The White House announced this week that Obama plans to give a speech on the importance of education, aimed directly at the nation's school children, and streamed live on the White House Web site.
But Republican critics are calling it an effort to foist a socialist agenda on children. The conservative backlash has stunned teachers, principals and school districts who have been flooded with calls and e-mails from parents, many who don't want their children watching it and some who are threatening to keep their children at home in protest.
Some schools have announced they will not show the speech and others are leaving the decision to individual teachers.
U.S. Sen. Kay Bailey Hutchison, who is challenging Perry for the GOP gubernatorial nomination, expressed similar discomfort.
"I share the concerns of many parents about the president addressing schools in a way that leaves little choice for parents if the speech includes a political agenda," she said. "The original worksheet put out by the Department of Education raised this possibility and caused a legitimate public outcry."
While Perry said he understands the concerns of parents, he said he's "certainly not going to advise anybody not to send their kids to school that day."
"Hearing the president speak is always a memorable moment, speaking directly to school kids, I get that. I understand that," Perry said.
"Here's the thing that troubles me about it: that local school boards and superintendents weren't involved in the process," Perry said. "When this started it was clearly what appeared to be a mandate coming from Washington, D.C., that you will, we are going to pipe this into your schools and you will promote it."
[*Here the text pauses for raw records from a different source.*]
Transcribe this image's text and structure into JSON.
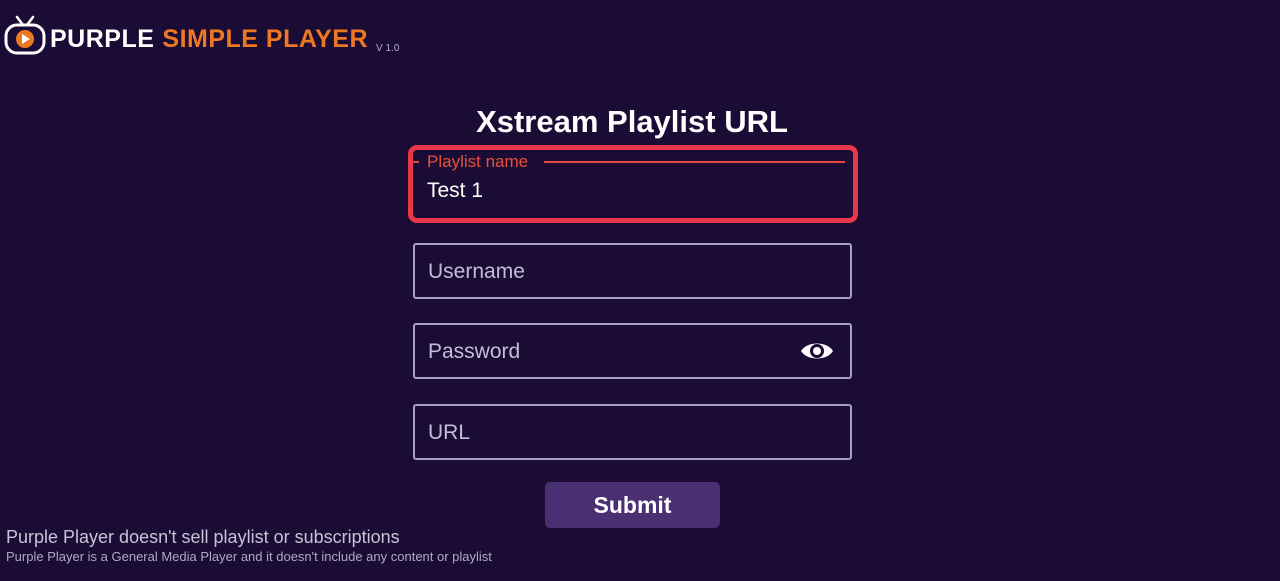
{
  "app": {
    "brand_part_1": "PURPLE",
    "brand_part_2": "SIMPLE PLAYER",
    "version": "V 1.0",
    "icon": "tv-play-icon"
  },
  "form": {
    "title": "Xstream Playlist URL",
    "playlist_name": {
      "label": "Playlist name",
      "value": "Test 1"
    },
    "username": {
      "placeholder": "Username",
      "value": ""
    },
    "password": {
      "placeholder": "Password",
      "value": "",
      "toggle_icon": "eye-icon"
    },
    "url": {
      "placeholder": "URL",
      "value": ""
    },
    "submit_label": "Submit"
  },
  "footer": {
    "line_1": "Purple Player doesn't sell playlist or subscriptions",
    "line_2": "Purple Player is a General Media Player and it doesn't include any content or playlist"
  },
  "colors": {
    "background": "#1b0c35",
    "accent_orange": "#ee7722",
    "focus_border": "#e8364b",
    "button": "#4a2f72"
  }
}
He said it was another example the federal government trying to usurp state and local input.